Launch global call to protect the mangroves
USA - The Organization of United Nations (UN) launched during the International Week of the Forest-a global call to protect the mangroves, which disappear at an “alarming rate” of one percent each year, according to environmentalists. In the framework of the celebration, various environmental organizations reported that 67 percent of the mangrove forests have been destroyed to date, which is conjugated with the threats emanating from climate change, so he called to reverse the situation. The organizations stressed the importance of these ecosystems to protect coastal communities from waves, violent storms and even tsunamis. In the Fourth World Summit of the Ocean, held between the 22 and the 24 of February in Bali (Indonesia) organized by The Economist, the World wide Fund for Nature, Conservation International and the nature conservancy teamed up to announce the Global Alliance of Mangroves. READ MORE
Greetings from MANGROPEDIA, a multi-lingual, open-sourced, free and online based encyclopedia on mangroves!
We are inviting write-ups from all ecologists, conservation activists, experts, literateurs and journalists for the first issue of MANGROPEDIA Quarterly Magazine. All write-ups should be minimum 500 words and maximum around 2,500 words. The topics are but not limited to:
Literature: mangrove related poetry, rhyme, story, myth, legend, novel etc.
Articles on research, study reports, culture, socio-economic condition, plantation, conservation etc.
Review of and Reaction to book, article, novel, research paper, study report etc.
Travelogue of visiting any mangrove forest
Places: description of mangrove forest, tourist Spots, sanctuaries, rivers, creeks and wetlands
Species: description of plants, birds, animals, fishes and small creatures
Biography of mangrove related scholars (notable ecologists, botanists, journalists, activists etc.)
Organization: Description or criticism of any organization or projects working on Mangroves
Coastal Livelihood and Environmental Action Network (CLEAN) has been facilitating MANGROPEDIA since 2015. Although it is yet to be finalized, you may visit Mangropedia Website, Facebook page or Twitter for details.
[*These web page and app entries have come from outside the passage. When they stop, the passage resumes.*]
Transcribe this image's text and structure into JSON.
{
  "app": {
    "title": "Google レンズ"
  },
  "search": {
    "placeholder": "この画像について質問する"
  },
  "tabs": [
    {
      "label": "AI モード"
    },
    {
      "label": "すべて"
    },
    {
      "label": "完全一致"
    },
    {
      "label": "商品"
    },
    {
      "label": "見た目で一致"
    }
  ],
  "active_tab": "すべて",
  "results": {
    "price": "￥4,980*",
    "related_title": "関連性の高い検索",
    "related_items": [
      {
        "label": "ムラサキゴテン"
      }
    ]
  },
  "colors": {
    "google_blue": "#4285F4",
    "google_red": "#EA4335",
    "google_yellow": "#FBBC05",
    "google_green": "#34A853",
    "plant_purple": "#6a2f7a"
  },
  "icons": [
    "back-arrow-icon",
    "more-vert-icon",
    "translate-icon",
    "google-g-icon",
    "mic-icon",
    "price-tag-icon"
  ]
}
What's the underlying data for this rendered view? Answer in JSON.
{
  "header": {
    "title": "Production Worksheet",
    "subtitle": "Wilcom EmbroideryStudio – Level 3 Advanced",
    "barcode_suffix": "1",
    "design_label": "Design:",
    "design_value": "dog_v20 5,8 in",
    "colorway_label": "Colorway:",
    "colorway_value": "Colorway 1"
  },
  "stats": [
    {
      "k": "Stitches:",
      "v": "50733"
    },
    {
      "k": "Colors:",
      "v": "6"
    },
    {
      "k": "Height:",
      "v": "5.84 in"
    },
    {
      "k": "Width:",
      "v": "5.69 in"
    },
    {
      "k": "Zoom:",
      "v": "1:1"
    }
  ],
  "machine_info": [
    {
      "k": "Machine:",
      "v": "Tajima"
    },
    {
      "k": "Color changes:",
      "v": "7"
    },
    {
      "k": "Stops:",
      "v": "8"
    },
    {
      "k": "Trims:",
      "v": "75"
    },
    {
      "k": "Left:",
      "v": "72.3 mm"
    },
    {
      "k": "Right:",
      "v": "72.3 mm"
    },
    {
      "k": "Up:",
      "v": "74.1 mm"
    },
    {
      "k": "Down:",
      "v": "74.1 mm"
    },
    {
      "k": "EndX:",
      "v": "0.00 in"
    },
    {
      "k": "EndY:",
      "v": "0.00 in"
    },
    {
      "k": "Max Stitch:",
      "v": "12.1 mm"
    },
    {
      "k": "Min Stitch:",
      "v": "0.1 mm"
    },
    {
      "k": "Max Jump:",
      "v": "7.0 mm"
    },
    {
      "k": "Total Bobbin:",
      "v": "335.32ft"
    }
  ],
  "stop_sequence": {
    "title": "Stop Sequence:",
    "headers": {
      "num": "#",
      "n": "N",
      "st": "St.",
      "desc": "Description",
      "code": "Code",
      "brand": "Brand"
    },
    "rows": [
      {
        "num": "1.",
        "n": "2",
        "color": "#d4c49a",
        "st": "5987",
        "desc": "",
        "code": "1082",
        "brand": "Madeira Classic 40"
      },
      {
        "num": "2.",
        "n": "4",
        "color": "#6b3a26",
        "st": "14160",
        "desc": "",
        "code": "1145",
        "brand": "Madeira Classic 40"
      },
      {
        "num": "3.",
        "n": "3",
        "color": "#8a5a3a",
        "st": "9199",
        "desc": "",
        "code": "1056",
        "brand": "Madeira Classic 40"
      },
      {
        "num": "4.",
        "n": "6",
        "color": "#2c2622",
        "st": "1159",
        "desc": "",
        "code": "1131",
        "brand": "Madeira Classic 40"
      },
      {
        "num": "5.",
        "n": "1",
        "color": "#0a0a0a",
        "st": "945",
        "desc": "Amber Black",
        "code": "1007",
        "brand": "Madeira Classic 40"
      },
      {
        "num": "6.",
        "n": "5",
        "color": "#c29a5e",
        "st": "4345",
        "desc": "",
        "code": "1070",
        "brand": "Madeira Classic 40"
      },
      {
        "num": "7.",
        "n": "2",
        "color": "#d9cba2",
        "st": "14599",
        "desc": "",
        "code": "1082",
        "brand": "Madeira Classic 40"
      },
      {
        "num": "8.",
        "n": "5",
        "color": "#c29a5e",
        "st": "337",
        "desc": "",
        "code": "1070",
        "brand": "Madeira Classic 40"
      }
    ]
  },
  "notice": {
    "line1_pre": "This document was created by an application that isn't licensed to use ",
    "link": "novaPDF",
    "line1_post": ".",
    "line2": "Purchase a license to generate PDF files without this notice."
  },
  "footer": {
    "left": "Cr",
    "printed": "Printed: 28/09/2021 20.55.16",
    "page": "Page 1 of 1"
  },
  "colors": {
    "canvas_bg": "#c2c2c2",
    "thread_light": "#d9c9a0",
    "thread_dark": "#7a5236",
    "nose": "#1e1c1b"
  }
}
Besides the online knowledge platform, we have taken an initiative to publish quarterly Bilingual (Bengali and English) magazine with the same name (MANGROPEDIA). The size of the magazine will be Demy Octavo (8.5" X 5.5") with photo, graphics and texts. The first issue (July - September 2017) will be published on International Day for the Conservation of Mangrove Ecosystems (26 July 2017).
Please submit your write-up to email@example.com on or before 17 June 2017, Friday, 5:00 PM Bangladesh time (UST+6:00).
We are also welcoming conservation organizations to be a partner of this initiative. If you are interested, please mail to: firstname.lastname@example.org.
Calling schools, teachers and students!
Mangrove Action Project
Thursday, June 8, 2017
MAP NEWS ISSUE 418, JUNE 10, 2017
Posted by BlogAdmin at 8:32 PM